When it comes to luxury fashion brands I have this overwhelming need to be in the know; whether it’s following changes in their corporate line-up, or obsessively waiting for new campaign images to be released – it’s been somewhat of an obsession of mine to consume this information and catalogue it for later use. So when I recently read about some of the challenges that the Italian luxury brand, Tod’s, has been facing (they’re experiencing a continual slump in sales, profits, and the brand’s share price), it really got me thinking about how other fashions brands have turned things around when they were on a similar downward spiral.

In fashion, as veteran model Heidi Klum has been known to say, ‘one day you’re in, and the next day you’re out’ – the industry is notoriously competitive and brands need to consistently re-invent their products, the customer experience, and sometimes their brand ethos to stay relevant. There are very few brands (if any) that have the ability to get away with making very few changes to their business (think Rolex), but then they are often in a very niche market, and have products for which there is unwavering demand, and little competition.

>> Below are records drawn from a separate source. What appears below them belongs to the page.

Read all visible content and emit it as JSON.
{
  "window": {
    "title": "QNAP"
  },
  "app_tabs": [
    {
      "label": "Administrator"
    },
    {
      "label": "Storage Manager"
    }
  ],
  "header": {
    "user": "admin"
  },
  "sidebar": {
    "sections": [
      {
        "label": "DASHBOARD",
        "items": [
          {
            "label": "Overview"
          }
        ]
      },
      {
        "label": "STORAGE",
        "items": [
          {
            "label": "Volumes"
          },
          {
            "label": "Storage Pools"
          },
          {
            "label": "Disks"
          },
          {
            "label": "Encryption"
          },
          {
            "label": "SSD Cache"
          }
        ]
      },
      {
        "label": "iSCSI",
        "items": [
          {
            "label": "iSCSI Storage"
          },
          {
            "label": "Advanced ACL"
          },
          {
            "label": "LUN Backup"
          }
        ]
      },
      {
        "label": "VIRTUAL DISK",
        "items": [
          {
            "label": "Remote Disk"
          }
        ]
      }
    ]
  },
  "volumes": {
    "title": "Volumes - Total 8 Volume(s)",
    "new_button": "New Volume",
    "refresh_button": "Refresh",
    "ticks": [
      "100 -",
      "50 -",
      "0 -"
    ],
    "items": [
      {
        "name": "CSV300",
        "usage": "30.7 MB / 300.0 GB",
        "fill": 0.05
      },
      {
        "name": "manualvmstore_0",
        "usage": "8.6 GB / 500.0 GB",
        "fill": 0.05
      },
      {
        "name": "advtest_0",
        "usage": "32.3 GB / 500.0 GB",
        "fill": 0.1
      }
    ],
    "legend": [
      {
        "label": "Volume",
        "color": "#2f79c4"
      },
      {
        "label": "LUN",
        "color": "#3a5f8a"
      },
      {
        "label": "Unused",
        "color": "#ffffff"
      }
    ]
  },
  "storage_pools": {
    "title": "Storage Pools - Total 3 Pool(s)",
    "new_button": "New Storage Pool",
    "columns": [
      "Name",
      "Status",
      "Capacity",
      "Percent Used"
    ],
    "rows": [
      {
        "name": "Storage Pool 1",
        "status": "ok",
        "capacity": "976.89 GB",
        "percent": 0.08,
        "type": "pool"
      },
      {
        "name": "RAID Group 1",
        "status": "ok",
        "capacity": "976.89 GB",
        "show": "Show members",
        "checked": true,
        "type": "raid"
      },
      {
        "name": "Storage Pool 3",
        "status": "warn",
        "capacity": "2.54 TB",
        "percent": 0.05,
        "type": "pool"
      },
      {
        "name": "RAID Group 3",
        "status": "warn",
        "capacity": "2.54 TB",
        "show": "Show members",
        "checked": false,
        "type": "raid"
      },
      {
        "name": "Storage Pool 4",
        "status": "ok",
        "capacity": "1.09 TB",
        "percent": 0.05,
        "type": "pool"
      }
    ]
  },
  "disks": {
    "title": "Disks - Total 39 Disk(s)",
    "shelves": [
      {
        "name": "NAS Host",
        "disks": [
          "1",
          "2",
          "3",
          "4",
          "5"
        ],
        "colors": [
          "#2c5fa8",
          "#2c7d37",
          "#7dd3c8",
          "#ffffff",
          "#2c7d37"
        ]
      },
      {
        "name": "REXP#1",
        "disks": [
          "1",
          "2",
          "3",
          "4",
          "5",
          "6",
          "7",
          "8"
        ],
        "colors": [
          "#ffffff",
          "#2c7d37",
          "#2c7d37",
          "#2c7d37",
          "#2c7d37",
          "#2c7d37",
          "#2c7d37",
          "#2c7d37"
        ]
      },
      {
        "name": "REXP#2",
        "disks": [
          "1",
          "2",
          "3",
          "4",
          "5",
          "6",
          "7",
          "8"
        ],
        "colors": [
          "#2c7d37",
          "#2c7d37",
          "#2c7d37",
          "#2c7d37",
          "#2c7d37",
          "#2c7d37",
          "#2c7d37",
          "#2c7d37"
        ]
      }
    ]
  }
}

Tod’s, which is predominately known for making high quality driving shoes, has in recent years branched out into designing luxury ready-to-wear clothing lines for both men and women, and has also been making accessories since the early 90s. The problem however is that footwear still accounts for around 75% of the Tod’s Group’s total sales, and when there is slower growth in the luxury market, there is greater reliance on this portion of it’s business to perform well. As mentioned in an article by The Business of Fashion, footwear is generally a lower margin product, and so most luxury brands diversify their product lines across several categories to stay profitable. Perhaps where Tod’s falls short on this strategy is that it has a reputation for producing high quality driving shoes, but perhaps not much other than that. The same article quotes Mary-Ellen Field, an intellectual property management and licensing expert, who sheds light on this problem from a consumer perspective – ‘Tod’s makes driving shoes. If you’ve been telling people you make great loafers for decades, it’s very hard to change their minds.’

Tod’s Iconic Driving Shoes (Source:

This is a problem that many other brands in this industry have faced, and the most recent example of this is Coach, which has a long-standing reputation of selling ‘affordable’ designer bags and accessories. Although it was once a leader in this segment, it has failed to keep up with rivals Kate Spade, and Michael Kors, which have now gained more popularity among consumers in this market. Admittedly the situation with Coach is multi-layered, and attributed to several factors, however the challenge it now faces is similar to that of Tod’s, in that how does a brand known for one thing, begin to sell something else just as successfully?

The answer perhaps lie in the past, in that other fashion brands have notably built successful empires from a single signature offering. Burberry began with their iconic garbardine trench coats, Louis Vuitton had their flat bottom trunks, and Diane Von Furstenberg had her wrap dress - the list goes on. Fashion in itself is about reinvention and an evolution of ideas, so it can only be expected that brands in this industry be held to the same standard. But as simple as this idea sounds, the challenge most brands face in expanding their business is doing it in a way that is both logical to consumers, and still relevant to the brand.

It’ll be interesting to see how successfully Coach and Tod’s can turn things around in the next few years, but it’s probably safe to say that taking a step forward is still better than staying put where the fashion industry is concerned. I’ll issue a –watch this space – for now, but keep your eyes peeled for what is sure to be an exciting new chapter for both of these brands.

Salil Kumar
Current student in the Master of Marketing program at the University of Sydney Business School

Friday, 8 August 2014